Care home neglect and staff burnout

From the summer 2018 issue of our Care and Cure magazine, we look at a study that shows how neglect is common in England's care homes.

Researchers based at University College London carried out the largest ever survey of care home staff in England. Alzheimer’s Society was involved in the partnership that supported this study. Care home staff anonymously reported both their positive and negative behaviours and those of other staff in the last three months. The survey also measured how busy the care home was and how ‘burnt out’ members of staff were. Burnout is a psychological measure of emotional, physical and mental exhaustion.

Care staff reported a small number of incidents of verbal or physical abuse.
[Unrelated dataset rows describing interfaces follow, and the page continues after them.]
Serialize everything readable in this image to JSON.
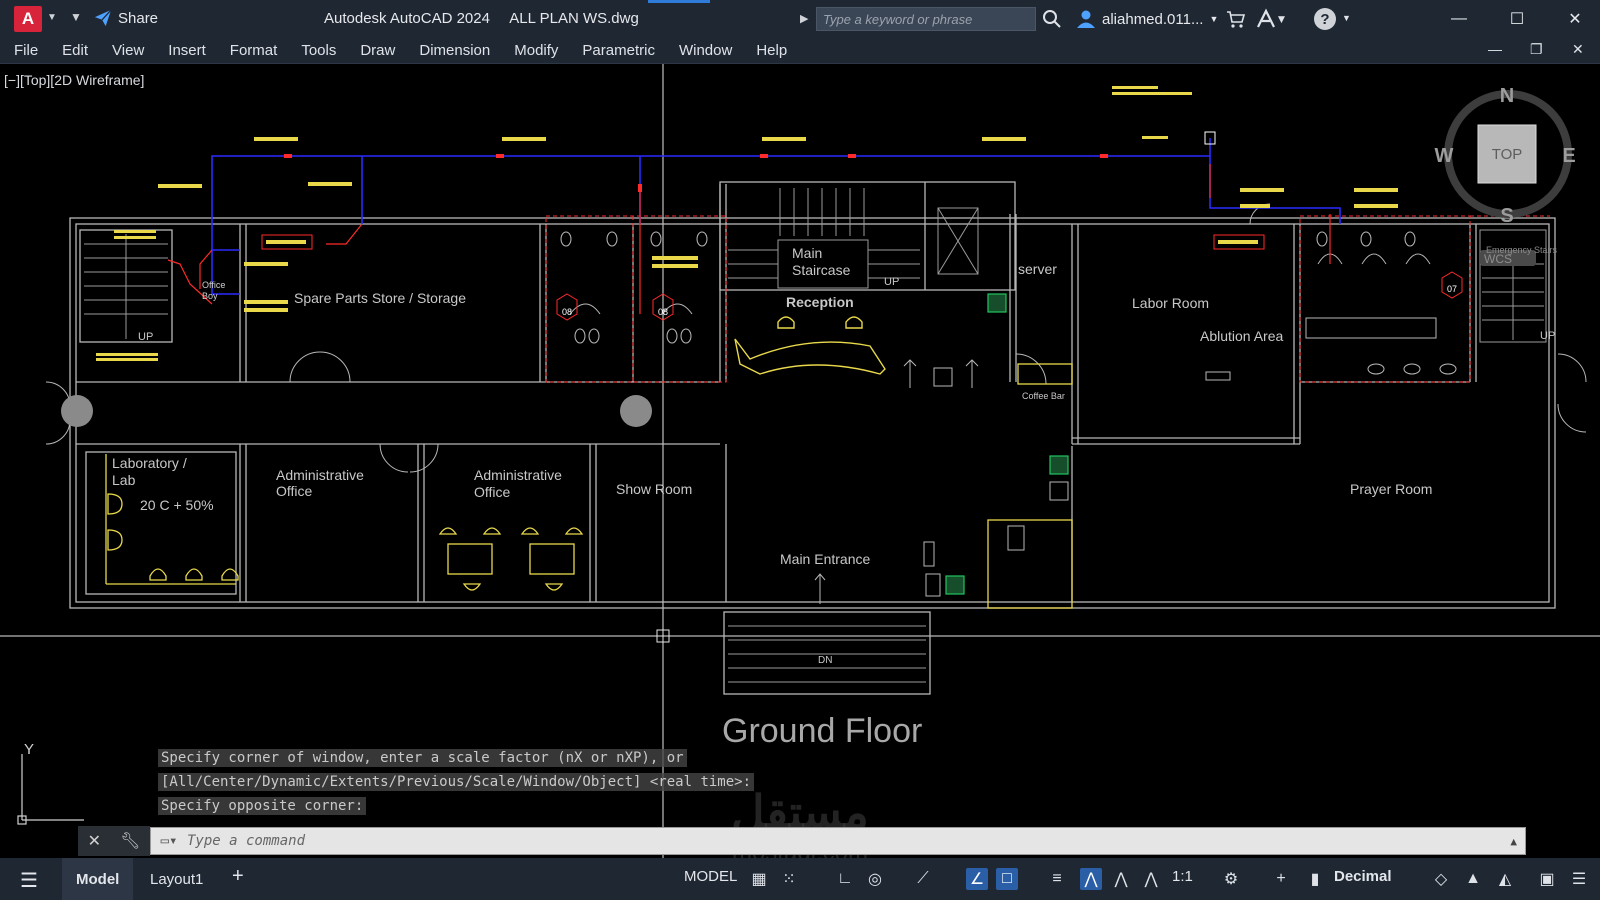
{
  "titlebar": {
    "logo": "A",
    "share": "Share",
    "app_name": "Autodesk AutoCAD 2024",
    "file_name": "ALL PLAN WS.dwg",
    "search_placeholder": "Type a keyword or phrase",
    "user": "aliahmed.011...",
    "help": "?"
  },
  "menu": [
    "File",
    "Edit",
    "View",
    "Insert",
    "Format",
    "Tools",
    "Draw",
    "Dimension",
    "Modify",
    "Parametric",
    "Window",
    "Help"
  ],
  "viewport": {
    "label": "[−][Top][2D Wireframe]",
    "compass": {
      "n": "N",
      "s": "S",
      "e": "E",
      "w": "W",
      "top": "TOP",
      "wcs": "WCS"
    },
    "ucs_y": "Y",
    "rooms": {
      "spare_parts": "Spare Parts Store / Storage",
      "office": "Office",
      "boy": "Boy",
      "lab_1": "Laboratory /",
      "lab_2": "Lab",
      "lab_note": "20 C + 50%",
      "admin1_1": "Administrative",
      "admin1_2": "Office",
      "admin2_1": "Administrative",
      "admin2_2": "Office",
      "show_room": "Show Room",
      "main_stair_1": "Main",
      "main_stair_2": "Staircase",
      "reception": "Reception",
      "server": "server",
      "coffee_bar": "Coffee Bar",
      "main_entrance": "Main Entrance",
      "labor_room": "Labor Room",
      "ablution": "Ablution Area",
      "prayer_room": "Prayer Room",
      "emergency": "Emergency Stairs",
      "up1": "UP",
      "up2": "UP",
      "up3": "UP",
      "dn": "DN",
      "wc_08a": "08",
      "wc_08b": "08",
      "wc_07": "07",
      "ground_floor": "Ground Floor"
    }
  },
  "command": {
    "history": [
      "Specify corner of window, enter a scale factor (nX or nXP), or",
      "[All/Center/Dynamic/Extents/Previous/Scale/Window/Object] <real time>:",
      "Specify opposite corner:"
    ],
    "placeholder": "Type a command"
  },
  "statusbar": {
    "model_tab": "Model",
    "layout_tab": "Layout1",
    "model_space": "MODEL",
    "scale": "1:1",
    "units": "Decimal"
  },
  "watermark": {
    "arabic": "مستقل",
    "latin": "mostaql.com"
  },
  "colors": {
    "yellow": "#e8d84a",
    "blue": "#2b2bff",
    "red": "#ff2a2a",
    "wall": "#b7b7b7",
    "green": "#22c55e",
    "chrome": "#1f2733"
  }
}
Reports of neglect were more common. These included making a person wait for care, avoiding people with behaviour that they found challenging, not giving enough time for eating and showing lack of care when moving a person. Neglect was most common in homes where staff had the highest levels of burnout. This suggests that care staff who are under the greatest pressure are unable to provide the level of care that they would like.

Under the Care Act 2014, local authorities and care providers have a responsibility to protect and support people’s needs. However due to numerous cuts to budgets over the years, the reality of care provided can be far from adequate.

Dr Doug Brown, Chief Policy and Research Officer at Alzheimer’s Society, said:

‘70% of people living in care homes have dementia, and it’s clear from these findings that they’re bearing the brunt of a chronically underfunded social care system.

‘By 2021, a million people in the UK will have dementia. The government must act now, with meaningful investment and reform, or we risk the system collapsing completely and people with dementia continuing to suffer needlessly.’

On the brighter side, this study also highlighted that the majority of staff care deeply about the people they support. They reported that they took time to get to know people in their care and enjoyed spending time with them. However, under so much pressure, even the best care home staff can be unable to provide the right support for everyone. This study provides strong evidence of the need for better training, support and wages for care home staff.

Think this page could be useful to someone? Share it:

Further reading